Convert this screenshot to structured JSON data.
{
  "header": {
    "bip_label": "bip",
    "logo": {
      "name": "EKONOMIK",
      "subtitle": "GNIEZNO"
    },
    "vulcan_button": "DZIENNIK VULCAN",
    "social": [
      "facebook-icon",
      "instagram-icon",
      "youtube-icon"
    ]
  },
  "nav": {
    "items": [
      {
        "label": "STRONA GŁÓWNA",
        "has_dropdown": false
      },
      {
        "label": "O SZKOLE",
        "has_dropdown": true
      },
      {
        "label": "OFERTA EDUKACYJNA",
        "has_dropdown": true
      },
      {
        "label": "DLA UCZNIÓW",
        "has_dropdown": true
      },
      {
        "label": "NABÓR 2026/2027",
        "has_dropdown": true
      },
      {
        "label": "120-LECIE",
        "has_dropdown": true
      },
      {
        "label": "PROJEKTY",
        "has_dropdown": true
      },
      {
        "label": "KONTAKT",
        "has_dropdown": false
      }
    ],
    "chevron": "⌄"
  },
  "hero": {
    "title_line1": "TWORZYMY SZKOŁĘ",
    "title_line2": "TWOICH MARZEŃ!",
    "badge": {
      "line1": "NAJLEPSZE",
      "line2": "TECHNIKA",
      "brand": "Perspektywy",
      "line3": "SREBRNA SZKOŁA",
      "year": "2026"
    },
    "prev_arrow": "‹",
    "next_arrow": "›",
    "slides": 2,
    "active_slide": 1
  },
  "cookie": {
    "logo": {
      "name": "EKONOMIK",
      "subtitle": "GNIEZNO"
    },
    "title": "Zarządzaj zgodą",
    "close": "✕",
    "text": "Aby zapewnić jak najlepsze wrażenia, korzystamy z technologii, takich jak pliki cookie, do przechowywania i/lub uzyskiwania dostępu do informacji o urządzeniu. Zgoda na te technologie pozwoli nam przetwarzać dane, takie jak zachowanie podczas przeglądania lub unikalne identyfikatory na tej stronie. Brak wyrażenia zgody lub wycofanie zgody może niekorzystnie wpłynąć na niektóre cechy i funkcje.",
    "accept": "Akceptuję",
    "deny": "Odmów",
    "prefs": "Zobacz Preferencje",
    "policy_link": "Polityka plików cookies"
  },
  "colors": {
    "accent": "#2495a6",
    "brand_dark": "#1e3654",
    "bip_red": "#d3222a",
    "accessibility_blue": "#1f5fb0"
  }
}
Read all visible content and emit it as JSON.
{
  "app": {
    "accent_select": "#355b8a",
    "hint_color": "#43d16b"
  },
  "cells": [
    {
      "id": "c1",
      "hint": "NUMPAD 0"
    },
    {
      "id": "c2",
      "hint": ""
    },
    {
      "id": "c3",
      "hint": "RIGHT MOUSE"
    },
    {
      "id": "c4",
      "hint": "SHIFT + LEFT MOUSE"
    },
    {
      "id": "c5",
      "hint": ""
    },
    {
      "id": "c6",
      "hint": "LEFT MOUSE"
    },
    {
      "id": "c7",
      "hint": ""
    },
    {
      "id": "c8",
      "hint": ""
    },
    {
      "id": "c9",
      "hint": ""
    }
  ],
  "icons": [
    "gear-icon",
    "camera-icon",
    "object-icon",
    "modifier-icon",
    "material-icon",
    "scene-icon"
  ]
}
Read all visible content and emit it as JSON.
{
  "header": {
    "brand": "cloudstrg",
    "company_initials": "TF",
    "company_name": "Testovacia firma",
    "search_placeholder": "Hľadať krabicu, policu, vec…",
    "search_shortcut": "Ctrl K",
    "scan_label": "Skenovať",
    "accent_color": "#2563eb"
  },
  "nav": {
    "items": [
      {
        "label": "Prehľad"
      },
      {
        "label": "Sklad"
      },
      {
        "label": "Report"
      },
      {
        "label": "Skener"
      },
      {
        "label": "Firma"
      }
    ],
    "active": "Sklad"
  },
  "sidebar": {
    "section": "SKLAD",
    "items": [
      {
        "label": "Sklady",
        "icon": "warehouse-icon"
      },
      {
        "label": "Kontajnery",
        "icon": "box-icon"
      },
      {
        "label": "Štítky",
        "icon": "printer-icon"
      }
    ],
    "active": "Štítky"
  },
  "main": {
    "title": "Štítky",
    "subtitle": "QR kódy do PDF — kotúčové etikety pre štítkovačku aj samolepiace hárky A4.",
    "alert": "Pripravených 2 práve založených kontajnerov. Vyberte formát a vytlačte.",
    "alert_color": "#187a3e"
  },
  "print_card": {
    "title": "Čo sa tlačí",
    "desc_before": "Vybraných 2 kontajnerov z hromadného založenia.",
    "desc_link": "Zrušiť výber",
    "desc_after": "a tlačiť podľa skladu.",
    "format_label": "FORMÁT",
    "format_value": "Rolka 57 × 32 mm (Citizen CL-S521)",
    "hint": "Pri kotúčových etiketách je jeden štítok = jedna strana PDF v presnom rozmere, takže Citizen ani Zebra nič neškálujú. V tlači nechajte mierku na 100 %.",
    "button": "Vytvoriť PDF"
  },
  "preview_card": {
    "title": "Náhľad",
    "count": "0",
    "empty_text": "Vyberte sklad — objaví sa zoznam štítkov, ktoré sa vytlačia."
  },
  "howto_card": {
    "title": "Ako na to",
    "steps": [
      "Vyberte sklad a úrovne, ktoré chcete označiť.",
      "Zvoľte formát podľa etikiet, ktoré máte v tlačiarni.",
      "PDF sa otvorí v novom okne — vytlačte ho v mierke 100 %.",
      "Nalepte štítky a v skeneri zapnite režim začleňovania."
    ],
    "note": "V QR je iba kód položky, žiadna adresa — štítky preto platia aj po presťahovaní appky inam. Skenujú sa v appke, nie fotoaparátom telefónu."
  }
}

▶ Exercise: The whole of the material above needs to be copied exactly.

▶ Result below:
Convert this screenshot to structured JSON data.
{
  "header": {
    "bip_label": "bip",
    "logo": {
      "name": "EKONOMIK",
      "subtitle": "GNIEZNO"
    },
    "vulcan_button": "DZIENNIK VULCAN",
    "social": [
      "facebook-icon",
      "instagram-icon",
      "youtube-icon"
    ]
  },
  "nav": {
    "items": [
      {
        "label": "STRONA GŁÓWNA",
        "has_dropdown": false
      },
      {
        "label": "O SZKOLE",
        "has_dropdown": true
      },
      {
        "label": "OFERTA EDUKACYJNA",
        "has_dropdown": true
      },
      {
        "label": "DLA UCZNIÓW",
        "has_dropdown": true
      },
      {
        "label": "NABÓR 2026/2027",
        "has_dropdown": true
      },
      {
        "label": "120-LECIE",
        "has_dropdown": true
      },
      {
        "label": "PROJEKTY",
        "has_dropdown": true
      },
      {
        "label": "KONTAKT",
        "has_dropdown": false
      }
    ],
    "chevron": "⌄"
  },
  "hero": {
    "title_line1": "TWORZYMY SZKOŁĘ",
    "title_line2": "TWOICH MARZEŃ!",
    "badge": {
      "line1": "NAJLEPSZE",
      "line2": "TECHNIKA",
      "brand": "Perspektywy",
      "line3": "SREBRNA SZKOŁA",
      "year": "2026"
    },
    "prev_arrow": "‹",
    "next_arrow": "›",
    "slides": 2,
    "active_slide": 1
  },
  "cookie": {
    "logo": {
      "name": "EKONOMIK",
      "subtitle": "GNIEZNO"
    },
    "title": "Zarządzaj zgodą",
    "close": "✕",
    "text": "Aby zapewnić jak najlepsze wrażenia, korzystamy z technologii, takich jak pliki cookie, do przechowywania i/lub uzyskiwania dostępu do informacji o urządzeniu. Zgoda na te technologie pozwoli nam przetwarzać dane, takie jak zachowanie podczas przeglądania lub unikalne identyfikatory na tej stronie. Brak wyrażenia zgody lub wycofanie zgody może niekorzystnie wpłynąć na niektóre cechy i funkcje.",
    "accept": "Akceptuję",
    "deny": "Odmów",
    "prefs": "Zobacz Preferencje",
    "policy_link": "Polityka plików cookies"
  },
  "colors": {
    "accent": "#2495a6",
    "brand_dark": "#1e3654",
    "bip_red": "#d3222a",
    "accessibility_blue": "#1f5fb0"
  }
}
Read all visible content and emit it as JSON.
{
  "app": {
    "accent_select": "#355b8a",
    "hint_color": "#43d16b"
  },
  "cells": [
    {
      "id": "c1",
      "hint": "NUMPAD 0"
    },
    {
      "id": "c2",
      "hint": ""
    },
    {
      "id": "c3",
      "hint": "RIGHT MOUSE"
    },
    {
      "id": "c4",
      "hint": "SHIFT + LEFT MOUSE"
    },
    {
      "id": "c5",
      "hint": ""
    },
    {
      "id": "c6",
      "hint": "LEFT MOUSE"
    },
    {
      "id": "c7",
      "hint": ""
    },
    {
      "id": "c8",
      "hint": ""
    },
    {
      "id": "c9",
      "hint": ""
    }
  ],
  "icons": [
    "gear-icon",
    "camera-icon",
    "object-icon",
    "modifier-icon",
    "material-icon",
    "scene-icon"
  ]
}
Read all visible content and emit it as JSON.
{
  "header": {
    "brand": "cloudstrg",
    "company_initials": "TF",
    "company_name": "Testovacia firma",
    "search_placeholder": "Hľadať krabicu, policu, vec…",
    "search_shortcut": "Ctrl K",
    "scan_label": "Skenovať",
    "accent_color": "#2563eb"
  },
  "nav": {
    "items": [
      {
        "label": "Prehľad"
      },
      {
        "label": "Sklad"
      },
      {
        "label": "Report"
      },
      {
        "label": "Skener"
      },
      {
        "label": "Firma"
      }
    ],
    "active": "Sklad"
  },
  "sidebar": {
    "section": "SKLAD",
    "items": [
      {
        "label": "Sklady",
        "icon": "warehouse-icon"
      },
      {
        "label": "Kontajnery",
        "icon": "box-icon"
      },
      {
        "label": "Štítky",
        "icon": "printer-icon"
      }
    ],
    "active": "Štítky"
  },
  "main": {
    "title": "Štítky",
    "subtitle": "QR kódy do PDF — kotúčové etikety pre štítkovačku aj samolepiace hárky A4.",
    "alert": "Pripravených 2 práve založených kontajnerov. Vyberte formát a vytlačte.",
    "alert_color": "#187a3e"
  },
  "print_card": {
    "title": "Čo sa tlačí",
    "desc_before": "Vybraných 2 kontajnerov z hromadného založenia.",
    "desc_link": "Zrušiť výber",
    "desc_after": "a tlačiť podľa skladu.",
    "format_label": "FORMÁT",
    "format_value": "Rolka 57 × 32 mm (Citizen CL-S521)",
    "hint": "Pri kotúčových etiketách je jeden štítok = jedna strana PDF v presnom rozmere, takže Citizen ani Zebra nič neškálujú. V tlači nechajte mierku na 100 %.",
    "button": "Vytvoriť PDF"
  },
  "preview_card": {
    "title": "Náhľad",
    "count": "0",
    "empty_text": "Vyberte sklad — objaví sa zoznam štítkov, ktoré sa vytlačia."
  },
  "howto_card": {
    "title": "Ako na to",
    "steps": [
      "Vyberte sklad a úrovne, ktoré chcete označiť.",
      "Zvoľte formát podľa etikiet, ktoré máte v tlačiarni.",
      "PDF sa otvorí v novom okne — vytlačte ho v mierke 100 %.",
      "Nalepte štítky a v skeneri zapnite režim začleňovania."
    ],
    "note": "V QR je iba kód položky, žiadna adresa — štítky preto platia aj po presťahovaní appky inam. Skenujú sa v appke, nie fotoaparátom telefónu."
  }
}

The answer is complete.